SINGAPORE - A rare silence washed over the Padang as parade-goers paid tribute to former Prime Minister Lee Kuan Yew.
Faces were solemn and some audience members teary-eyed.
Said manager Magdelene Soh, 59, "The whole tribute was very touching. It's so sad that he's not here today. I only wish (Mr Lee) could be with us every year."
Mr Lee, who died on March 23 aged 91, had attended every National Day Parade since the first one in 1966. Last year, his entrance at the parade had been met by rousing cheers.
This year's National Day celebration is the first without Mr Lee.
In honour of his memory, Mr Lee's usual seat was left vacant this year. A spray of orchids adorned the empty seat.
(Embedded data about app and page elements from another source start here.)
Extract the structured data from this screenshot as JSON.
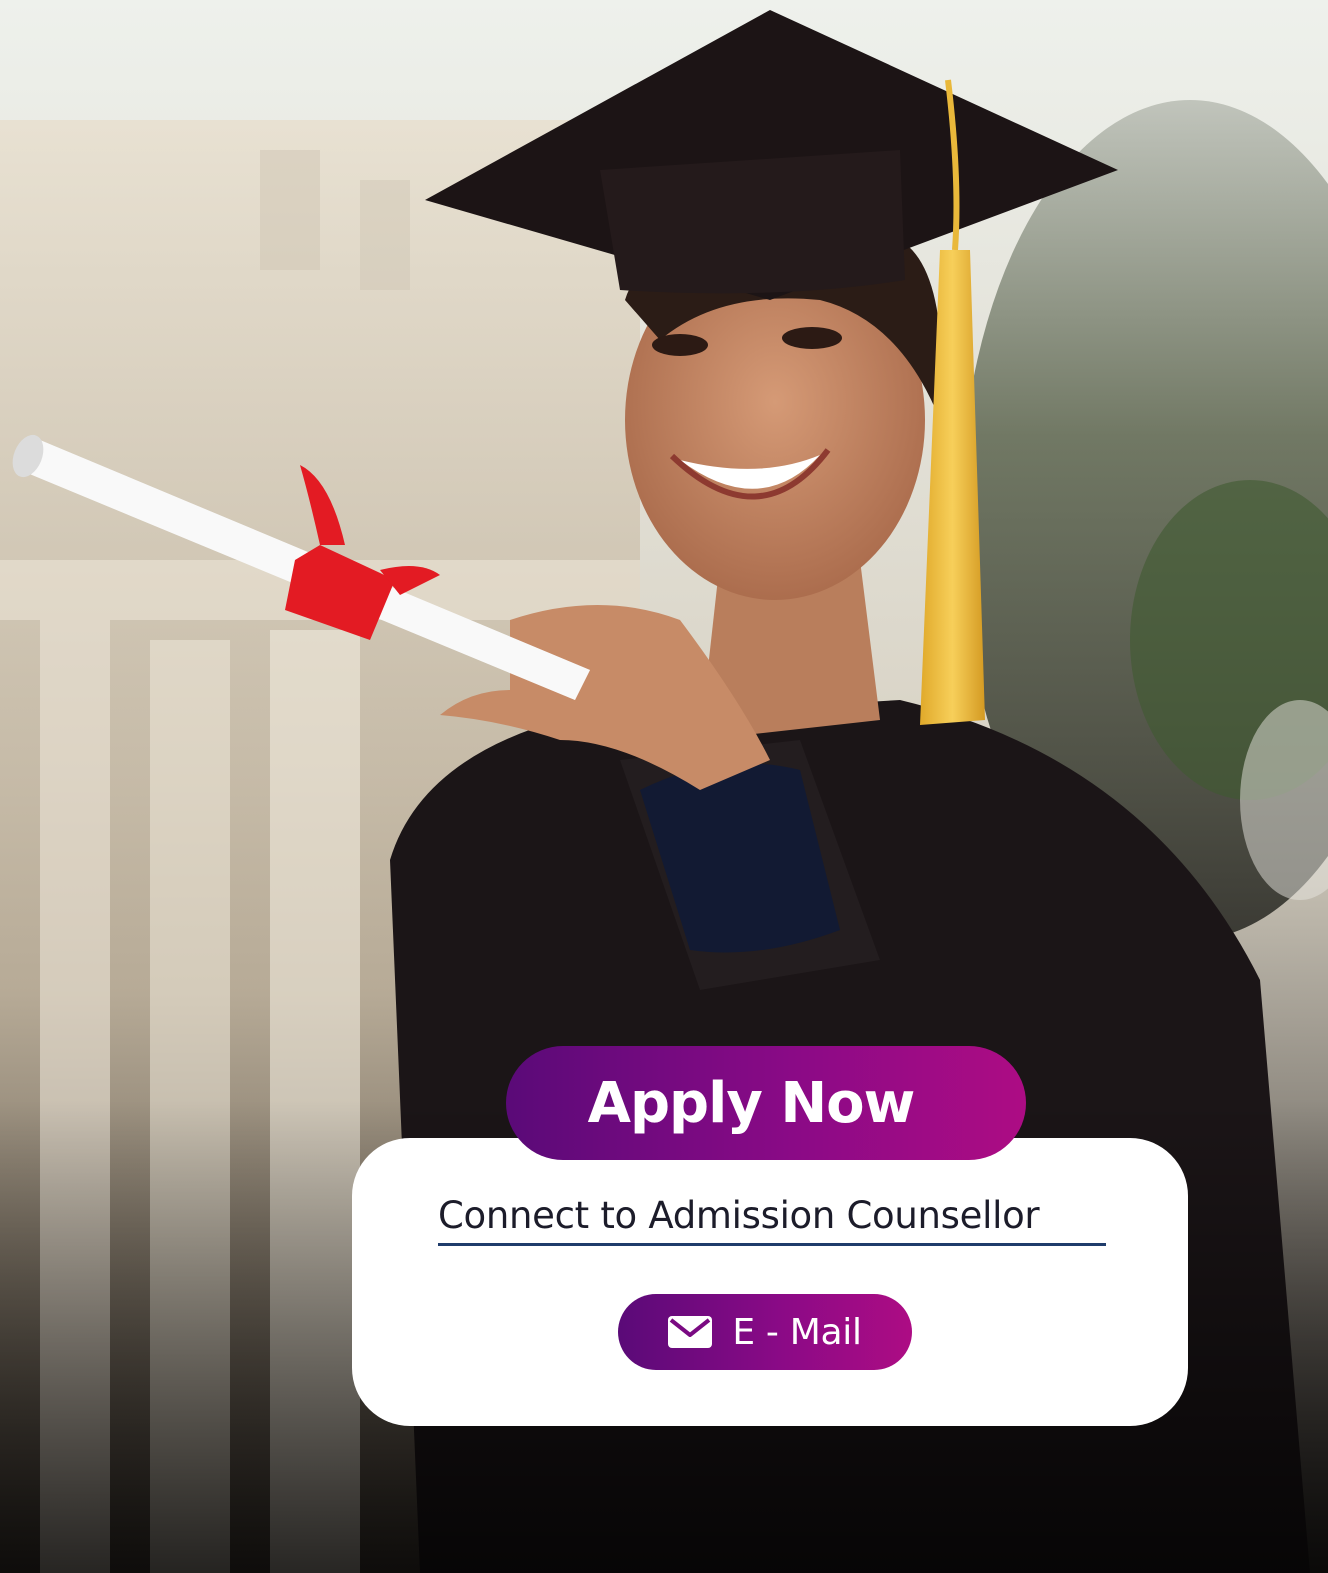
{
  "hero": {
    "image_description_icon": "graduate-photo"
  },
  "cta": {
    "apply_label": "Apply Now"
  },
  "contact_card": {
    "counsellor_link_label": "Connect to Admission Counsellor",
    "email_button_label": "E - Mail",
    "email_icon": "mail-icon"
  },
  "colors": {
    "gradient_start": "#5a0a78",
    "gradient_end": "#ad0c84",
    "link_underline": "#1f3c6b",
    "card_background": "#ffffff"
  }
}
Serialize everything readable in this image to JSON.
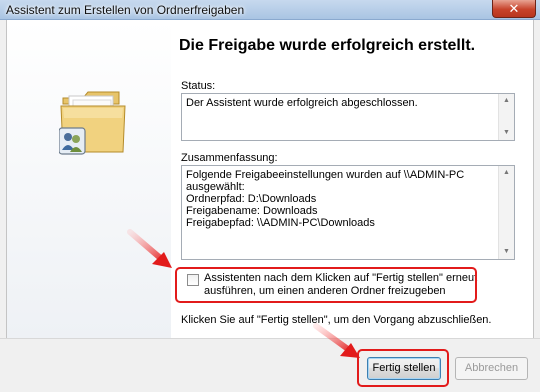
{
  "window": {
    "title": "Assistent zum Erstellen von Ordnerfreigaben",
    "close_glyph": "✕"
  },
  "heading": "Die Freigabe wurde erfolgreich erstellt.",
  "status": {
    "label": "Status:",
    "value": "Der Assistent wurde erfolgreich abgeschlossen."
  },
  "summary": {
    "label": "Zusammenfassung:",
    "lines": [
      "Folgende Freigabeeinstellungen wurden auf \\\\ADMIN-PC",
      "ausgewählt:",
      "Ordnerpfad: D:\\Downloads",
      "Freigabename: Downloads",
      "Freigabepfad: \\\\ADMIN-PC\\Downloads"
    ]
  },
  "rerun": {
    "label": "Assistenten nach dem Klicken auf \"Fertig stellen\" erneut ausführen, um einen anderen Ordner freizugeben",
    "checked": false
  },
  "instruction": "Klicken Sie auf \"Fertig stellen\", um den Vorgang abzuschließen.",
  "buttons": {
    "finish": "Fertig stellen",
    "cancel": "Abbrechen"
  },
  "icons": {
    "folder": "shared-folder-icon",
    "close": "close-icon",
    "scroll_up": "scroll-up-arrow-icon",
    "scroll_down": "scroll-down-arrow-icon",
    "annotation_arrow": "red-arrow-icon"
  },
  "colors": {
    "highlight": "#e21b1b",
    "title_bar": "#b8cfe9",
    "close_button": "#c7432b",
    "left_panel": "#eef1f5"
  }
}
At the end of the tribute film, aerial acrobats The Black Knights soared overhead in a "Five Stars" formation, symbolising the ideals of democracy, peace, progress, justice, and equality.
Nurse Hannah Leo, 35, who was at the parade with her son Ivan, 8, said of Mr Lee: "Without him there's no Singapore, it's a great honour and privilege to be here at Singapore's 50th celebration. He's a man who made his words come true. What Singapore is today is because of him.
Earlier today, Singapore heard for the first time a recording of Mr Lee reading the Proclamation of Independence.
The recording, made in 2012, was broadcast at 9am on local radio and TV channels, and marked at 82 grassroots-led National Day observance ceremonies islandwide. It went on air after the sounding of sirens islandwide.
Three People's Action Party stalwarts Mr Ong Pang Boon, 86, Mr Jek Yeun Thong, 85 and Mr Othman Wok, 90, were honoured at the parade. They are the three surviving Old Guard leaders who signed the official document that marked the independence of Singapore 50 years ago. Mr Lee was one of the 10 leaders who signed the document.
The other signatories were former deputy prime minister Toh Chin Chye, former finance minister Goh Keng Swee, former law minister E.W. Barker, former culture minister S. Rajaratnam, former health minister Yong Nyuk Lin and former national development minister Lim Kim San. Mr Othman, 90, was then the social affairs minister, while Mr Ong, 86, was the education minister, and Mr Jek, 85, was the labour minister.
Earlier, Mr Othman, who sat next to Mr Lee’s empty seat, said he was honoured. “He is the man who brought Singapore to what it is today. He is truly an inspiration for all Singaporeans.